◆ DATA SHOWN:

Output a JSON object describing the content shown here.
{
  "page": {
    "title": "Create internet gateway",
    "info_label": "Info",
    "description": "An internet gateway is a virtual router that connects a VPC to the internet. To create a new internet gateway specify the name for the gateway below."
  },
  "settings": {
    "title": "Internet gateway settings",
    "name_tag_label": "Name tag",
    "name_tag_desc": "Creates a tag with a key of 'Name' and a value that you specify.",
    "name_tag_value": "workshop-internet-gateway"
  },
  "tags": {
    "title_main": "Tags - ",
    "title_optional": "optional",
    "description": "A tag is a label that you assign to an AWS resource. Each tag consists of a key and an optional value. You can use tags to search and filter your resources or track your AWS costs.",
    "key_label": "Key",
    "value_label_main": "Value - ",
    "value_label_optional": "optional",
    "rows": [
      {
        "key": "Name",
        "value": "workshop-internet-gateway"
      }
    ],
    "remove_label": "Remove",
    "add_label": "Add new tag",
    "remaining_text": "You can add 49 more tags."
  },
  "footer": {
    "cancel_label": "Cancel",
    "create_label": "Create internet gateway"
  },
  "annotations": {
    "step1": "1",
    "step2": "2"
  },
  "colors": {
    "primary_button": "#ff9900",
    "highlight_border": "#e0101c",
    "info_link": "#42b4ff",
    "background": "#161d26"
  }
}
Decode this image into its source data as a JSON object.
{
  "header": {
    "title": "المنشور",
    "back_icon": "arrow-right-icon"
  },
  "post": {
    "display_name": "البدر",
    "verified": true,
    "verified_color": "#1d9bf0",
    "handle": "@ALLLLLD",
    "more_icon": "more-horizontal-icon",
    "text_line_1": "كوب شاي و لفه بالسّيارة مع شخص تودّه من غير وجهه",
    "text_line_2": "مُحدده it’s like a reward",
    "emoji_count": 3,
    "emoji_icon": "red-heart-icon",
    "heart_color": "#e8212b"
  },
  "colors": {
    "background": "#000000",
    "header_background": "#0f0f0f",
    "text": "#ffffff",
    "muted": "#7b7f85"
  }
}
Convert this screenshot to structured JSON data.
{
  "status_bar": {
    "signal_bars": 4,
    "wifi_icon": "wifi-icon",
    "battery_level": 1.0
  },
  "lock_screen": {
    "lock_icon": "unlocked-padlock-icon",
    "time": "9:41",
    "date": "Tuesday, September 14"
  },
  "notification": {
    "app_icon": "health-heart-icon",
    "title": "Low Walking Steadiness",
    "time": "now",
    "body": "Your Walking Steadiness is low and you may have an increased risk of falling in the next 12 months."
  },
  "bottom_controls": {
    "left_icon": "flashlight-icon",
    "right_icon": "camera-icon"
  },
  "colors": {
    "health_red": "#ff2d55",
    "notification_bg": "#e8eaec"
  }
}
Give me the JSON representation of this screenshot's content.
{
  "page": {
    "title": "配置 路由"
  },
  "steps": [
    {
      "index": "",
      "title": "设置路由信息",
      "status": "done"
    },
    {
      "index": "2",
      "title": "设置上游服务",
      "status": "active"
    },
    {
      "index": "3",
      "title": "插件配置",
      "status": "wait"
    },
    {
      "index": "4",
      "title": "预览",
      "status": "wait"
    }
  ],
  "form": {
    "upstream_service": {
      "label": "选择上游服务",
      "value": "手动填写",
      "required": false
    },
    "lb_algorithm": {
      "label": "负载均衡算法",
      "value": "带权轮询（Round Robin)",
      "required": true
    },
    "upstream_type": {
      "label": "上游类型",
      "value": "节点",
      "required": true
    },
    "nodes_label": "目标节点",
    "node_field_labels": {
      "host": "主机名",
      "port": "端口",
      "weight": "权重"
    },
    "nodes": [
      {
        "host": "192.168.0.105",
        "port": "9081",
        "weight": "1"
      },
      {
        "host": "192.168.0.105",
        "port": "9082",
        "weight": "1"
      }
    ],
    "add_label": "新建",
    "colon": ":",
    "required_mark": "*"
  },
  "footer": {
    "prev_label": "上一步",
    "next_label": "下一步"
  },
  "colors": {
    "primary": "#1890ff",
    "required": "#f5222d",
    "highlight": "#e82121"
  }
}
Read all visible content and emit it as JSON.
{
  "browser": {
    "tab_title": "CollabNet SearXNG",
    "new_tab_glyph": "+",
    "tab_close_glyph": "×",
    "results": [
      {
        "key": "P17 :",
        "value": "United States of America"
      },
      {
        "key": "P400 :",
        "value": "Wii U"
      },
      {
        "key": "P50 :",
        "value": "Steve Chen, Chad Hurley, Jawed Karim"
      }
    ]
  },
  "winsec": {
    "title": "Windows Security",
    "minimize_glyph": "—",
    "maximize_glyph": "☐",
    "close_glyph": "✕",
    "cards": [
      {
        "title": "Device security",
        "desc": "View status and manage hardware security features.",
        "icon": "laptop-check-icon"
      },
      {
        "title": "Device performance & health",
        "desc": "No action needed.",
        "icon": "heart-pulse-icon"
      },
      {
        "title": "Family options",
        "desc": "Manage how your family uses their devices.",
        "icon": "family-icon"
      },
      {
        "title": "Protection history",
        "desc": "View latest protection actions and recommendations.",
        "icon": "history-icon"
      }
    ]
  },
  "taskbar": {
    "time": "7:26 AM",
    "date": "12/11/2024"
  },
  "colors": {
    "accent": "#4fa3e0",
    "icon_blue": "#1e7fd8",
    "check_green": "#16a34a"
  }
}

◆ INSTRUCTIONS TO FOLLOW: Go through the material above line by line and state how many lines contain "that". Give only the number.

◆ EXERCISE RESULT: 3